The average rate for 15-year, fixed-rate home loans ticked up to 3.20% from 3.18% last week.
The Fed made the quarter-point rate reduction with the aim of countering the impact of President Donald Trump's trade wars, stubbornly low inflation and global economic weakness. The risk of a recession in the U.S. remains relatively low.
Fed Chairman Jerome Powell left open the possibility of future rate cuts, but perhaps not as many as Wall Street had been hoped for. The Dow Jones Industrial Average tumbled Wednesday to finish down 333 points, or 1.2%. The yield on the 10-year Treasury note fell to 2.01% from 2.06% late Tuesday, a sharp drop that likely will be reflected in long-term mortgage rates in the immediate future.
The Fed's rate cut unwound some of the credit tightening from last year, when rates were raised four times.
Freddie Mac surveys lenders across the country between Monday and Wednesday each week to compile its mortgage rate figures.
The average doesn't include extra fees, known as points, which most borrowers must pay to get the lowest rates.
The average fee on 30-year fixed-rate mortgages rose this week to 0.6 point from 0.5 point.
The average fee for the 15-year mortgage was unchanged at 0.5 point.
The average rate for five-year adjustable-rate mortgages eased to 3.46% from 3.47% last week. The fee held steady at 0.4 point.
The Federal Reserve cut its key interest rate Wednesday for the first time in a decade to try to counter the impact of President Donald Trump's trade wars, stubbornly low inflation and global weakness.
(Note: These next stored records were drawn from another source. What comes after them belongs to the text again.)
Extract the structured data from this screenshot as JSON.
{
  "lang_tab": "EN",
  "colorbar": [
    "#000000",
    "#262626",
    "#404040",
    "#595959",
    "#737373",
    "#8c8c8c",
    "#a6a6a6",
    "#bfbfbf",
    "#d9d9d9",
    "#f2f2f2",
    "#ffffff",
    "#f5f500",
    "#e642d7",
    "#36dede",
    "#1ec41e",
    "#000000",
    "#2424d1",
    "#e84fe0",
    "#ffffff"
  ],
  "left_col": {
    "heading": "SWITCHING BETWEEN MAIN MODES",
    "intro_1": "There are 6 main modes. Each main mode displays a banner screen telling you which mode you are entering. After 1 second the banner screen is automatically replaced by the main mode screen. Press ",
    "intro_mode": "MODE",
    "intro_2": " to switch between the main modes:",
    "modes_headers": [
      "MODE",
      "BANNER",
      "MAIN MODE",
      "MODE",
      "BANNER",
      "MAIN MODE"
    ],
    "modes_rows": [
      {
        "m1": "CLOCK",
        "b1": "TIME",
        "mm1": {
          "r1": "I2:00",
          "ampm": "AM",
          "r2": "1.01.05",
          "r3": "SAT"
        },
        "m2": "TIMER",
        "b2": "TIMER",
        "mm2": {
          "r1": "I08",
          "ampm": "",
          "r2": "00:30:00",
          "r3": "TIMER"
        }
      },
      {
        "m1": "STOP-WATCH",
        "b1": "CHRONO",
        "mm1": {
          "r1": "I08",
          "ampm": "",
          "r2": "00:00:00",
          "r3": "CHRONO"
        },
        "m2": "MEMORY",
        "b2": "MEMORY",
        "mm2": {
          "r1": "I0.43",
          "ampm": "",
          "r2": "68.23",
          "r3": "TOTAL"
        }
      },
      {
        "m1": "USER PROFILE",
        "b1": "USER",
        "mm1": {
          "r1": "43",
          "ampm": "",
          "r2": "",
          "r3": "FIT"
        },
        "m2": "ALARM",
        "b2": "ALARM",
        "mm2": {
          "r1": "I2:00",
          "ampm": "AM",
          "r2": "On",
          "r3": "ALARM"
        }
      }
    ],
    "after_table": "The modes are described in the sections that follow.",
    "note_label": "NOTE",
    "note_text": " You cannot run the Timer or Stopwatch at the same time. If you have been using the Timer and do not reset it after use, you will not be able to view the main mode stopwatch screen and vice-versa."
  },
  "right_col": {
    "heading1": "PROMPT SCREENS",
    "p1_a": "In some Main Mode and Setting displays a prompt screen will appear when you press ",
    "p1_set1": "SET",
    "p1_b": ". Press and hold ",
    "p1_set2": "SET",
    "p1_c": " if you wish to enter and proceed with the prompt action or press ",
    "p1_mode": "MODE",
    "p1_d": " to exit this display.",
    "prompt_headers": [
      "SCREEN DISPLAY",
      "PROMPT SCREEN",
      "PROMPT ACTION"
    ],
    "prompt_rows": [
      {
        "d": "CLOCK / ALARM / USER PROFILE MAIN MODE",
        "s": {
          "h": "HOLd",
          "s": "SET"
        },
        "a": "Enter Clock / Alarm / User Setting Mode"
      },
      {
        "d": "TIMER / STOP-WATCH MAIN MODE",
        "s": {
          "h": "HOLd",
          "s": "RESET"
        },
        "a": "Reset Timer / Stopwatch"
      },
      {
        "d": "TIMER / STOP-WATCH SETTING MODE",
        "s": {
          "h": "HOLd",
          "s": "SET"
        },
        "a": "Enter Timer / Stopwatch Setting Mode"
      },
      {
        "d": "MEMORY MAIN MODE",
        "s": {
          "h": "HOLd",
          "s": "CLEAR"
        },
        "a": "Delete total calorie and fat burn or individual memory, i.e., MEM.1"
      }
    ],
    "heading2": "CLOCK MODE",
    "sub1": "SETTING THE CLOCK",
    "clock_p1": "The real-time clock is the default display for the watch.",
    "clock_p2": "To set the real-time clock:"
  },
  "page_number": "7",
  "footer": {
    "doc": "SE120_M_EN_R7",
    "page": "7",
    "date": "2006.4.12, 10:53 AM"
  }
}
It left open the possibility of future rate cuts, but perhaps not as many as Wall Street had been hoping for. During a news conference, Chairman Jerome Powell struggled to find just the right words to articulate the Fed's strategy and what might prompt future rate cuts at a time when the risk of a recession in the United States seems relatively low.